The pilot departed with three passengers and three dogs, but only two seats. The airplane had been reconfigured (STC SA00352DE) for parachute jumping operations. The STC included the stipulation that the airplane could be used only for parachutist launching operations. Also, Title 14 CFR Part 91.107, (a)(3), states that each occupant of a civil aircraft must be provided with an approved seat [the fatally injured passenger was not] with seat belt, for movement on the surface, takeoff, and landing operations.
Approximately 1 hour into flight, the engine lost all power, and the pilot attempted a forced landing to a field. During the landing, the airplane struck a tree located at the approach end of the field. The pilot initially reported that he departed with 2 inches of fuel in each tank, with the intention of flying 1 hour.
After a parachute drop flight, the airplane taxied back to the ramp area. The airplane was parked on the ramp, with the engine running, while the next group of parachutists were boarding the airplane. During that time, a parachutist who had just landed, contacted the propeller and sustained a serious injury.
While the aircraft was level at 10,500 feet above sea level (MSL), four skydivers took their positions on the right exterior jump-step of the aircraft. Just after the last jumper was on the step, the parachute of one of the jumpers inadvertently deployed and streamed back into the aircraft’s tail surfaces.
The pilot made a hard landing collapsing the nose gear and damaging the firewall. The pilot took off and turned to downwind for landing. He reported that he flew an uneventful and normal approach. He said that he touched down on the main landing gear, but the nose gear folded under the airplane as it touched down.
The helicopter’s main rotor blade contacted a photographer fatally injuring him. Before lift off, ground crew informed the pilot that there were four canopies in the vicinity of the takeoff area. The pilot immediately took off and began following a mowed grass area adjacent to an area of corn in which the photographer was standing in and unseen by the pilot.
The pilot stated that he had recently purchased the airplane in Deland, Florida, and was ferrying it to Southeast Greensboro Airport, Greensboro, North Carolina. He said that he was enroute to the Siler City Municipal Airport, Siler City, North Carolina, for a scheduled fuel stop, and was approaching the airport at an altitude of about 5,500 feet, when the engine ceased operating.

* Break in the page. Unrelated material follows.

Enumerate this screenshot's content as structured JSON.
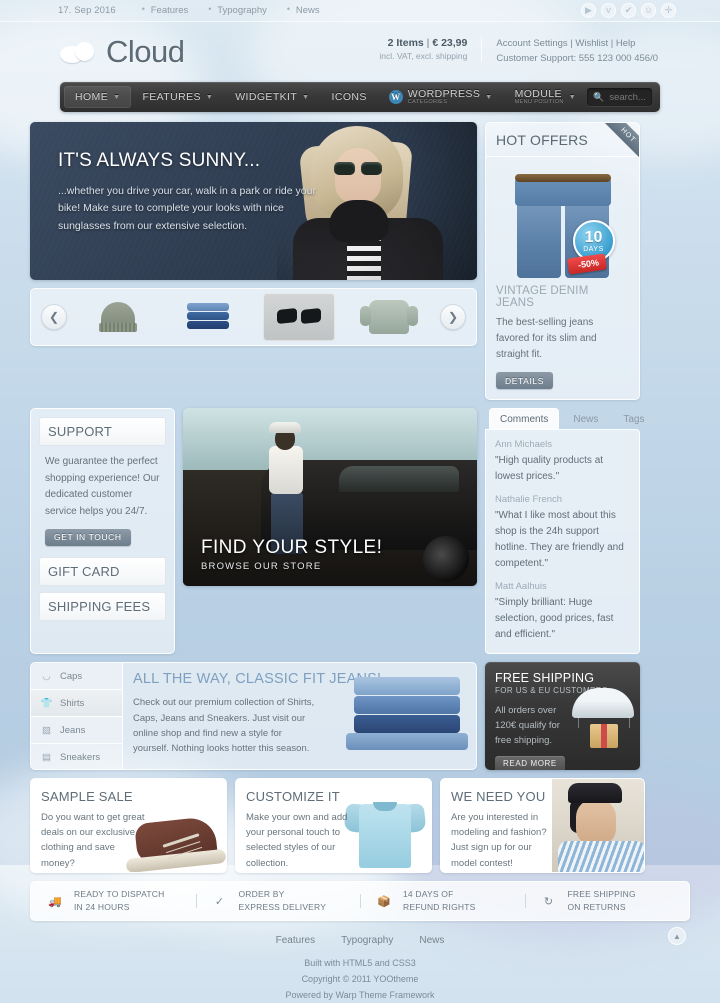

After the parachutists jumped, the airplane was descending through 9,000 feet msl, and the engine lost partial power. The pilot verified that carburetor heat was on, the cowl flaps were closed, the fuel selector was positioned to “Both,” and the mixture was rich. She continued descending and entered a left traffic pattern for the runway. The pilot initially judged her pattern distance based on the available engine power.
While landing on runway 3, the airplane’s right wing contacted the runway and the airplane landed hard. A weather observation reported at an airport about 18 miles northeast of the accident site, included winds from 320 degrees at 13 knots. The pilot further reported that he conducted an uneventful flight an hour prior to the accident, with the same wind conditions.
The airplane initiated a forced landing after a partial loss of engine power during the takeoff initial climb. During the initial run-up the magneto check was not within acceptable limits; however, approximately 15 minutes later the pilot rechecked the magnetos and they were within acceptable limits. The pilot said he configured and checked the airplane prior to takeoff with 10 degrees of flaps and all gages “in the green.”
The pilot landed long beyond his intended touchdown point. He delayed his decision to initiate a go-around. The airplane struck trees at the end of the runway.
After releasing parachutists, the pilot planned to return to the airport. During the descent, about 2,500 feet msl, the engine began to lose power. The pilot thought that carburetor ice caused the power loss, and performed emergency procedures, which included the application of carburetor heat. The engine did not regain power, and the pilot planned an emergency landing to a field.
On the fourth parachute drop flight of the day for the pilot and aircraft, the pilot detected a reduction in elevator control authority on takeoff. He elected to continue the takeoff and climbed to 3,500 feet agl, where he released the two parachutists. On return to the airport, he used power to control his flare, but landed hard and began a porpoise maneuver.
A US Army Pilatus UV-20A collided in midair with a Cessna 182C during parachute jumping operations. The collision occurred about 4,800 feet msl (2,800 feet agl) on the northeast side of runway 12 abeam the approach end. Both aircraft had made multiple flights taking jumpers aloft prior to the accident. The Pilatus departed runway 12 about 5 minutes prior to the Cessna’s departure on the same runway.
A US Army Pilatus UV-20A collided in midair with a Cessna 182C during parachute jumping operations. The collision occurred about 4,800 feet mean sea level (msl) (2,800 feet above ground level (agl)) on the northeast side of runway 12 abeam the approach end. Both aircraft had made multiple flights taking jumpers aloft prior to the accident. The Pilatus departed runway 12 about 5 minutes prior to the Cessna’s departure on the same runway.